Here We Have The Explanation To Diwali Facts
Day 1: Let’s Buy Gold
The first day of Diwali is known as Dhanvantari Trayodasi, also Dhan Theras. It is the thirteenth lunar day of Krishna Paksh (the dark fortnight) of the month of Kartika. It is believed that on this day, Lord Dhanvantari appeared on Earth to deliver Ayurvedic medicine for mankind.
This day also marks the beginning of Hindu festival of light and buying new things as gold, silver, ornaments, utensils is considered auspicious.
Day 2: It’s Choti Diwali
The second day of Diwali is known as Naraka Chaturdasi. It is the fourteenth lunar day of Krishna Paksh. It is said that on this day Lord Krishna killed the demon Narakasura who imprisoned 16,000 princess.
Day 3: Worshiping God Lakshmi
Indian Festivals are incomplete without prayers.
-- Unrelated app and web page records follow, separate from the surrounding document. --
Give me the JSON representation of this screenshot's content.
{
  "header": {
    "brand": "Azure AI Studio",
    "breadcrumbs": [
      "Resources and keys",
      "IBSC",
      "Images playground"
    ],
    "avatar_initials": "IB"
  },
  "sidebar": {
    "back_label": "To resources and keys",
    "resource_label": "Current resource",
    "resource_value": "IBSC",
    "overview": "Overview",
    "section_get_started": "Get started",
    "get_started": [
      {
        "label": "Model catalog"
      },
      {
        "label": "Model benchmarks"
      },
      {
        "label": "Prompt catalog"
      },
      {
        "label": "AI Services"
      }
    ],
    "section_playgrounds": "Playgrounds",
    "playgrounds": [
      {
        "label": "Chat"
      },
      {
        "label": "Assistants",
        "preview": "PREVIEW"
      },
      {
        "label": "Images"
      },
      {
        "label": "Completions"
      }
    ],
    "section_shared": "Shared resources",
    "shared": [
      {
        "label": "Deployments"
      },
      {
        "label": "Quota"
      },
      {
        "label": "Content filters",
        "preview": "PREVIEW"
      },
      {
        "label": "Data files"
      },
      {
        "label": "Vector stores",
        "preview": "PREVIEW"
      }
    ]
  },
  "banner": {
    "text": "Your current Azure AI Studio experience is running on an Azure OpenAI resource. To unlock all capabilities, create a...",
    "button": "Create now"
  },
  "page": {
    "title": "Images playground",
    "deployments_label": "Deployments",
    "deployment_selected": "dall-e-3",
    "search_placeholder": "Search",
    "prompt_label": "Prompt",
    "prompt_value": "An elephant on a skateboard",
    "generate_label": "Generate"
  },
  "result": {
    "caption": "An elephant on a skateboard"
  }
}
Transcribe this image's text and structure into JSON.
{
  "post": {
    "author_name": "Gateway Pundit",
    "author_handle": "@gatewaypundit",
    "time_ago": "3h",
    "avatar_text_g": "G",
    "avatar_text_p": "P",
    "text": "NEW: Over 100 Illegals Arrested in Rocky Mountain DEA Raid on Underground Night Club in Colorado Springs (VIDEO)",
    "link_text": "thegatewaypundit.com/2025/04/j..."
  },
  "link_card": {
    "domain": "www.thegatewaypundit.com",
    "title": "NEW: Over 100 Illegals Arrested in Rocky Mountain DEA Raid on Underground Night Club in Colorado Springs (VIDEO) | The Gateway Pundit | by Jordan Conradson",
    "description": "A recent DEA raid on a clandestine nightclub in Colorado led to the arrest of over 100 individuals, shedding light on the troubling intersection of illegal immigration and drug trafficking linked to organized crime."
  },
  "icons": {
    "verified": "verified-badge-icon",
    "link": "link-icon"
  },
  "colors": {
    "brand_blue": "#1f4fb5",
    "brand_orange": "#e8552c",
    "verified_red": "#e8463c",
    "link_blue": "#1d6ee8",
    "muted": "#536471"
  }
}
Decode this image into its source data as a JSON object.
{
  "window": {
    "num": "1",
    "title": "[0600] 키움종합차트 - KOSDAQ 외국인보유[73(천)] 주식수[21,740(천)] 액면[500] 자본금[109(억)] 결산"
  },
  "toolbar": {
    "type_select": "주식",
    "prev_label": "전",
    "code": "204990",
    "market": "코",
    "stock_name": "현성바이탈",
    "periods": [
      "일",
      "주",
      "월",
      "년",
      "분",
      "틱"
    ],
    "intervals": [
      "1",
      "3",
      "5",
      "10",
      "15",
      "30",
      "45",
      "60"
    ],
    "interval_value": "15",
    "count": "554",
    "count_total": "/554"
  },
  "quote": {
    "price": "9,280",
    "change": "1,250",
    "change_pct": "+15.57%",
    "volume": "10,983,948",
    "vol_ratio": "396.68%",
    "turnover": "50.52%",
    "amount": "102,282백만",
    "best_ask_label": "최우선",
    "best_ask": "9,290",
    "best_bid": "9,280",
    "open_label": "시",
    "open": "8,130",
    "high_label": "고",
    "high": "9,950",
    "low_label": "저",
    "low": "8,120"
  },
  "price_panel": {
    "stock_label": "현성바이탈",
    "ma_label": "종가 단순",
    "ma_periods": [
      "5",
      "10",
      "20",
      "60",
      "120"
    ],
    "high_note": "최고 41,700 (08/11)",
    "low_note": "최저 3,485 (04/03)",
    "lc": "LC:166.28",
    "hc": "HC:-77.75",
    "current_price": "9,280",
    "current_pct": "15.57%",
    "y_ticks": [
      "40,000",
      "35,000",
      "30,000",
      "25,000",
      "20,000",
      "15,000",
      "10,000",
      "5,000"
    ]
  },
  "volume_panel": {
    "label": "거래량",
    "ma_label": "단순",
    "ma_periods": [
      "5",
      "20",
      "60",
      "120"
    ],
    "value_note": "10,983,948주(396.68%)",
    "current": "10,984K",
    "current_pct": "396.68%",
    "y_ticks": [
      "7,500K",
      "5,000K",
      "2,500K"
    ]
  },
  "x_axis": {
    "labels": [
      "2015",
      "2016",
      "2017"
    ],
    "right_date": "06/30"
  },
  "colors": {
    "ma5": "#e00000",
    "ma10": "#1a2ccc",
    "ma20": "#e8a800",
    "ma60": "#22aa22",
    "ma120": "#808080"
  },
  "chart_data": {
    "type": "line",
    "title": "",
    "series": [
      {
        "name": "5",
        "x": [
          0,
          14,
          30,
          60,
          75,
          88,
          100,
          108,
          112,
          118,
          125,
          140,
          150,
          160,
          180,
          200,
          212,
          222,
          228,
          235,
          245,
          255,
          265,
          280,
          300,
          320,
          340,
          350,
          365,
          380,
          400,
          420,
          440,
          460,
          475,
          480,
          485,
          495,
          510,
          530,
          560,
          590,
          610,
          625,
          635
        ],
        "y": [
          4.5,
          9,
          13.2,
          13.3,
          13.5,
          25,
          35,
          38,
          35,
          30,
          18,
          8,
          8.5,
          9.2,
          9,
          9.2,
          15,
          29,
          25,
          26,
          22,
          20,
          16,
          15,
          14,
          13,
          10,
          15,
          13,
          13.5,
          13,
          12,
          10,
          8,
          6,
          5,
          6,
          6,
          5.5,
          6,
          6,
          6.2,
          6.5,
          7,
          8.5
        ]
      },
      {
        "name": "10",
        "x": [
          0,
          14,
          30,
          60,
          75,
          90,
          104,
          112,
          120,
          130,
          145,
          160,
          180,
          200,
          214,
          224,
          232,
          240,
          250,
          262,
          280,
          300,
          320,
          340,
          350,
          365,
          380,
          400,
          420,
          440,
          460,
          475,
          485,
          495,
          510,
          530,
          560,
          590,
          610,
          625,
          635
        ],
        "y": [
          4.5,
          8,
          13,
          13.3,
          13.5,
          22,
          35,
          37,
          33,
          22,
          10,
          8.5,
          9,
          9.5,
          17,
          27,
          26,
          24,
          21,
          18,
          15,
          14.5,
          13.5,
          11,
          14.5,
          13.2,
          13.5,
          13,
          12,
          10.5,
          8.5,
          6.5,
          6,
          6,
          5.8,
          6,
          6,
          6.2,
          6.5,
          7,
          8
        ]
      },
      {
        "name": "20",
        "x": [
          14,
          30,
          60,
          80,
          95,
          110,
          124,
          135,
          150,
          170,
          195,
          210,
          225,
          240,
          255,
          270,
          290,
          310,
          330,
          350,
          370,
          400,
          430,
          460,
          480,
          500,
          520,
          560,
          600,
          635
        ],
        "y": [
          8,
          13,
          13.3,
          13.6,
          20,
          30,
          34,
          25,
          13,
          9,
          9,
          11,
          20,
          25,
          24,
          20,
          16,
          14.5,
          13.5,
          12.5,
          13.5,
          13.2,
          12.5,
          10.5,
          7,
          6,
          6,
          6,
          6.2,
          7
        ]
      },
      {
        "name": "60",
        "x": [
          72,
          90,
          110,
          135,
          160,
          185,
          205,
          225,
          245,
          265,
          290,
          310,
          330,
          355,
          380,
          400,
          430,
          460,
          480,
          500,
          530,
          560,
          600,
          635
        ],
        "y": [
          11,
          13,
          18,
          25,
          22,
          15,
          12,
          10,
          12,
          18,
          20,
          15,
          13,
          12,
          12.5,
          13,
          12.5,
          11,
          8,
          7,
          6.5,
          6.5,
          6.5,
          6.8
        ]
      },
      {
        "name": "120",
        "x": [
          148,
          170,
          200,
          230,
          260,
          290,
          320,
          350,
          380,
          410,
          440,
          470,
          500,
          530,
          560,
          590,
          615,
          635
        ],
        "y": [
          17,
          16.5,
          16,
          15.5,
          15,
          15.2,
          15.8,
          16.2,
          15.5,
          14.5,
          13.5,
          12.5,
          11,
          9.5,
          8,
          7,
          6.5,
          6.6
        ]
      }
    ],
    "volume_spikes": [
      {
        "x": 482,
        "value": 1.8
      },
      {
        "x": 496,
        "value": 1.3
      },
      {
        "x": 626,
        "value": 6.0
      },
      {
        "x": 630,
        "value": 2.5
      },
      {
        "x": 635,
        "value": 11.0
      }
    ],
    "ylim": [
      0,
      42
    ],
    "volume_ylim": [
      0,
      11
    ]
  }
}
This is the day when everybody worships Lord Lakshmi for the peace and prosperity. Houses are lit with lamp. The Hindus make sure that they clean their houses. This day of the year they wear new clothes, cook food, visit relatives with gifts for them. Houses get decorated with series of lamps marking the return of Lord Rama to Ayodhya from exile and wish each other “Happy Diwali”. So. shopping during Diwali is a must. However, it need not necessarily be heavy on the pocket, thanks to the Diwali offers easily available online.
Day 4: Worshiping Padwa and Govardhana
On the fourth day of Diwali Govardhan Pooja is performed by all. Thousands of years ago, Lord Krishna made the people of Vraja perform Govardhan Pooja. Since then every year Hindus worship Govardhan to honour the first Pooja done by the people of Vraja.
Day 5: Ending with Sibling Bonding
The last day of Diwali is marked with Bhai Duj, which is celebrated by putting tilak on brother’s forehead by their sisters. Many years ago, in the Vedic era, Yama (Yamraj, the Lord of death) had visited his sister Yamuna on this day. After his visit he gave his sister a Vardhan (a boon) that whoever visits her on this day shall be liberated from all sins. They will achieve Moksha or final emancipation. Since then, brothers visit their sisters on this day and sisters pray for long and healthy life of their brothers.